Another irksome thing about that film: its women, who are quite literally the oldest types in the book. Tomei is an exciting Mary Magdalene, who can’t seem to resist a roll in the hay but who maintains a kind of unearned innocence, simply because the director says so. Meanwhile Sissy Spacek’s character, a mother trying to head off her college-bound son’s affair with an older woman saddled with kids and a scumball ex, is an interferer and a cruel castrator. It’s been amusing to read critics gush over how radiant Tomei is, and how understandable that the father would want his son’s affair with her to continue so that he can vicariously go there, too—them’s some interesting family values! But Spacek, the one character in the film with a responsible impulse, needs to be punished to remember her human side. Is this what they mean when they talk about the film’s returning people to primitive choices?

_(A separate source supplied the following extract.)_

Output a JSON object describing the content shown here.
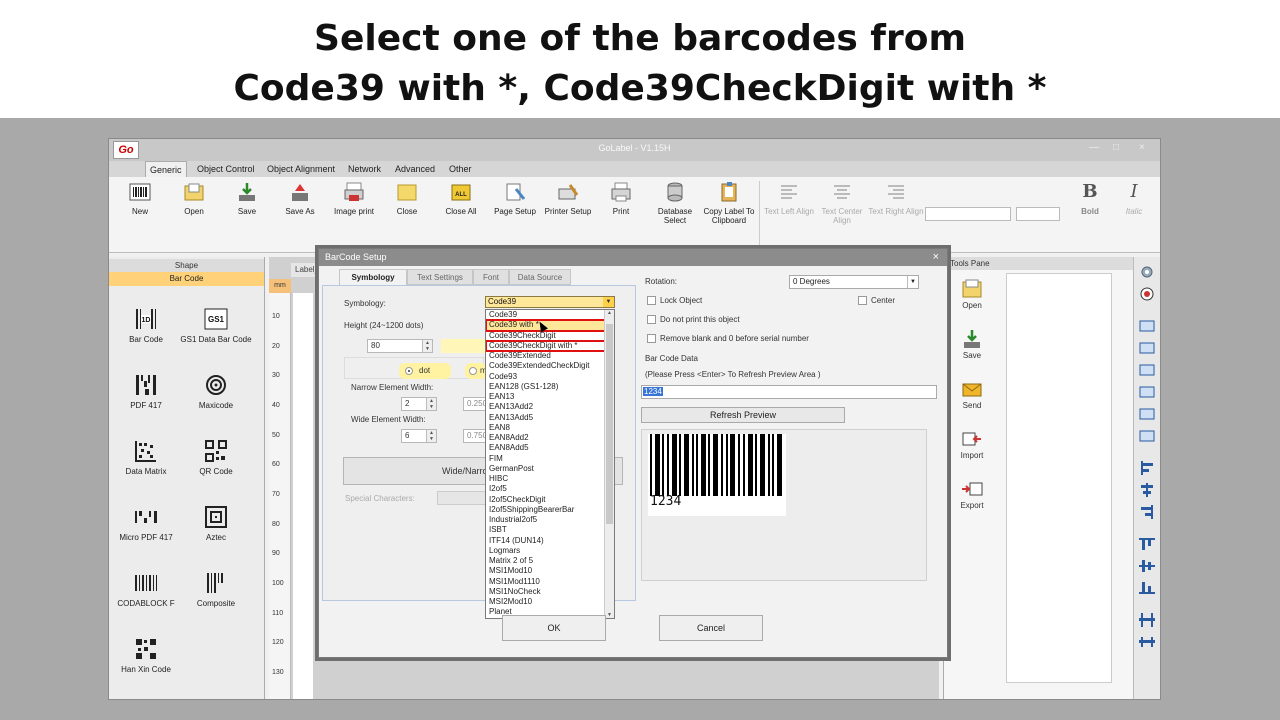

Time runs short, so I’ll turn to Ghost World, especially the magnificent, adorable, and peerlessly creepy Steve Buscemi. He is beautiful here, it’s true, and Zwigoff deserves credit for coaxing this beauty out of him; and advantageously for the movie he plays a nerdy devotee of old jazz records, thus indirectly providing film critics who want one a fun, self-referential way to laugh at themselves. But sorry to break up your consensus, Tony: Without Buscemi’s charisma and insight and big, fragile Frisbee eyes, this film falls apart. I don’t mean to comment on Thora Birch the actress, who is really talented. But being in the presence of her character is a ticket to a headache. She is insatiable, a monster of need who uses everyone in sight, and the director is never moved to explain why. Zwigoff’s self-promoting, decade-late satire of P.C. culture with its rhetoric of therapy hasn’t prevented him from making a movie that at every point seems to stamp its foot and cry: Me! Me! Hey—over here—me!